**About this exercise**
Repeat the listing exactly, line by line.
:: Material to process ::
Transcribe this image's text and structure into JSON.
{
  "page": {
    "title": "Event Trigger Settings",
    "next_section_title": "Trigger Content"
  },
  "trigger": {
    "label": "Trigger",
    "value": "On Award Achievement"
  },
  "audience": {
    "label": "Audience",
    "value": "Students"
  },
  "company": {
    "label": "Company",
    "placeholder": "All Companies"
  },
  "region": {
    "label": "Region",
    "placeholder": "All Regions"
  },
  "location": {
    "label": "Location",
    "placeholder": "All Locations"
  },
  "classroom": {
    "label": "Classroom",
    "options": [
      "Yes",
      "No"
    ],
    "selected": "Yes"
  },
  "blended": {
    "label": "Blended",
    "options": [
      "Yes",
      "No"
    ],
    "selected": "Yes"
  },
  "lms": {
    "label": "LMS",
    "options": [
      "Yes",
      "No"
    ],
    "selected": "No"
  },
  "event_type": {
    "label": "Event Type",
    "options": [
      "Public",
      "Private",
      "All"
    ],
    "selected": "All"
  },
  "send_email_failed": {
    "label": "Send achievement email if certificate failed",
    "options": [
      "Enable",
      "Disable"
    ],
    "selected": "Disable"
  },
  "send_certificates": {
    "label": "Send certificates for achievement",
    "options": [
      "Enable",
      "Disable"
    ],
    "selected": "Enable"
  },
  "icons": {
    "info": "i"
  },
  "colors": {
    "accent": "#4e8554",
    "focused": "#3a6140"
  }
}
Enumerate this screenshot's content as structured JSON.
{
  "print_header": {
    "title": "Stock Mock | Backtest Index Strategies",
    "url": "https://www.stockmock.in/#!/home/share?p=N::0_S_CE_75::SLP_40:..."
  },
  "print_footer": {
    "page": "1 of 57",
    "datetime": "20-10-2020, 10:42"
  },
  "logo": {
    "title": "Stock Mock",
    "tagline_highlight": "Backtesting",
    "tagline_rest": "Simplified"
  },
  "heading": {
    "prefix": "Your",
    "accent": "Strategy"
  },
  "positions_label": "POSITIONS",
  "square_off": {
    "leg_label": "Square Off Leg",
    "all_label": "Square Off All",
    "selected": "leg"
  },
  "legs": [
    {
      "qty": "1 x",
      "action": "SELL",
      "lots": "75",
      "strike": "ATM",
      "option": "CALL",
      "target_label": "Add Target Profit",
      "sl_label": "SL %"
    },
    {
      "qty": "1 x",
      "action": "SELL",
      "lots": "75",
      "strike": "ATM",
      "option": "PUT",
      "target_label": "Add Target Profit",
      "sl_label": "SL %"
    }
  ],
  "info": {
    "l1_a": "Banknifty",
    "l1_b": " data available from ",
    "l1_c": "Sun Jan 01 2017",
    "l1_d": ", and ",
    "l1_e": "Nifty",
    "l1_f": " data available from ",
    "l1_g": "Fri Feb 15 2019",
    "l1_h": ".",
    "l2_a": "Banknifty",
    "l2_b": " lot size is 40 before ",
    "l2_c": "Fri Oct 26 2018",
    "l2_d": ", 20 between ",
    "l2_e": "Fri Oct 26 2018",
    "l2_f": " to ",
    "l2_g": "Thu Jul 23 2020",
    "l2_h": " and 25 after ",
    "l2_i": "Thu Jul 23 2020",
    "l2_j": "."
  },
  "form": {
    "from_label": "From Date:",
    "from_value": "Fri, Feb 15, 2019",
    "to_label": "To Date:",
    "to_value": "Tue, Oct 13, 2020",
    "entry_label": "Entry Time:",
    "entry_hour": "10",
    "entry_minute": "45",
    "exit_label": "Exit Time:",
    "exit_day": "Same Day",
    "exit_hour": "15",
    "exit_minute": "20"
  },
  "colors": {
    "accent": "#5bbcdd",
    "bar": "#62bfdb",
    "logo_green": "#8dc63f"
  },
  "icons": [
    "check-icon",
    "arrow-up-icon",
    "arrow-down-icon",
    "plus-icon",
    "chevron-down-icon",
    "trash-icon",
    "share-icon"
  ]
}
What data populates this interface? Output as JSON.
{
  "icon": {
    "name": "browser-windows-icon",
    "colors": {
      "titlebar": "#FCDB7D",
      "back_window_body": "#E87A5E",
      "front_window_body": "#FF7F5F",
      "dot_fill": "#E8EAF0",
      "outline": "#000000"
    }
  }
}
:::
**Response area**
Transcribe this image's text and structure into JSON.
{
  "page": {
    "title": "Event Trigger Settings",
    "next_section_title": "Trigger Content"
  },
  "trigger": {
    "label": "Trigger",
    "value": "On Award Achievement"
  },
  "audience": {
    "label": "Audience",
    "value": "Students"
  },
  "company": {
    "label": "Company",
    "placeholder": "All Companies"
  },
  "region": {
    "label": "Region",
    "placeholder": "All Regions"
  },
  "location": {
    "label": "Location",
    "placeholder": "All Locations"
  },
  "classroom": {
    "label": "Classroom",
    "options": [
      "Yes",
      "No"
    ],
    "selected": "Yes"
  },
  "blended": {
    "label": "Blended",
    "options": [
      "Yes",
      "No"
    ],
    "selected": "Yes"
  },
  "lms": {
    "label": "LMS",
    "options": [
      "Yes",
      "No"
    ],
    "selected": "No"
  },
  "event_type": {
    "label": "Event Type",
    "options": [
      "Public",
      "Private",
      "All"
    ],
    "selected": "All"
  },
  "send_email_failed": {
    "label": "Send achievement email if certificate failed",
    "options": [
      "Enable",
      "Disable"
    ],
    "selected": "Disable"
  },
  "send_certificates": {
    "label": "Send certificates for achievement",
    "options": [
      "Enable",
      "Disable"
    ],
    "selected": "Enable"
  },
  "icons": {
    "info": "i"
  },
  "colors": {
    "accent": "#4e8554",
    "focused": "#3a6140"
  }
}
Enumerate this screenshot's content as structured JSON.
{
  "print_header": {
    "title": "Stock Mock | Backtest Index Strategies",
    "url": "https://www.stockmock.in/#!/home/share?p=N::0_S_CE_75::SLP_40:..."
  },
  "print_footer": {
    "page": "1 of 57",
    "datetime": "20-10-2020, 10:42"
  },
  "logo": {
    "title": "Stock Mock",
    "tagline_highlight": "Backtesting",
    "tagline_rest": "Simplified"
  },
  "heading": {
    "prefix": "Your",
    "accent": "Strategy"
  },
  "positions_label": "POSITIONS",
  "square_off": {
    "leg_label": "Square Off Leg",
    "all_label": "Square Off All",
    "selected": "leg"
  },
  "legs": [
    {
      "qty": "1 x",
      "action": "SELL",
      "lots": "75",
      "strike": "ATM",
      "option": "CALL",
      "target_label": "Add Target Profit",
      "sl_label": "SL %"
    },
    {
      "qty": "1 x",
      "action": "SELL",
      "lots": "75",
      "strike": "ATM",
      "option": "PUT",
      "target_label": "Add Target Profit",
      "sl_label": "SL %"
    }
  ],
  "info": {
    "l1_a": "Banknifty",
    "l1_b": " data available from ",
    "l1_c": "Sun Jan 01 2017",
    "l1_d": ", and ",
    "l1_e": "Nifty",
    "l1_f": " data available from ",
    "l1_g": "Fri Feb 15 2019",
    "l1_h": ".",
    "l2_a": "Banknifty",
    "l2_b": " lot size is 40 before ",
    "l2_c": "Fri Oct 26 2018",
    "l2_d": ", 20 between ",
    "l2_e": "Fri Oct 26 2018",
    "l2_f": " to ",
    "l2_g": "Thu Jul 23 2020",
    "l2_h": " and 25 after ",
    "l2_i": "Thu Jul 23 2020",
    "l2_j": "."
  },
  "form": {
    "from_label": "From Date:",
    "from_value": "Fri, Feb 15, 2019",
    "to_label": "To Date:",
    "to_value": "Tue, Oct 13, 2020",
    "entry_label": "Entry Time:",
    "entry_hour": "10",
    "entry_minute": "45",
    "exit_label": "Exit Time:",
    "exit_day": "Same Day",
    "exit_hour": "15",
    "exit_minute": "20"
  },
  "colors": {
    "accent": "#5bbcdd",
    "bar": "#62bfdb",
    "logo_green": "#8dc63f"
  },
  "icons": [
    "check-icon",
    "arrow-up-icon",
    "arrow-down-icon",
    "plus-icon",
    "chevron-down-icon",
    "trash-icon",
    "share-icon"
  ]
}
What data populates this interface? Output as JSON.
{
  "icon": {
    "name": "browser-windows-icon",
    "colors": {
      "titlebar": "#FCDB7D",
      "back_window_body": "#E87A5E",
      "front_window_body": "#FF7F5F",
      "dot_fill": "#E8EAF0",
      "outline": "#000000"
    }
  }
}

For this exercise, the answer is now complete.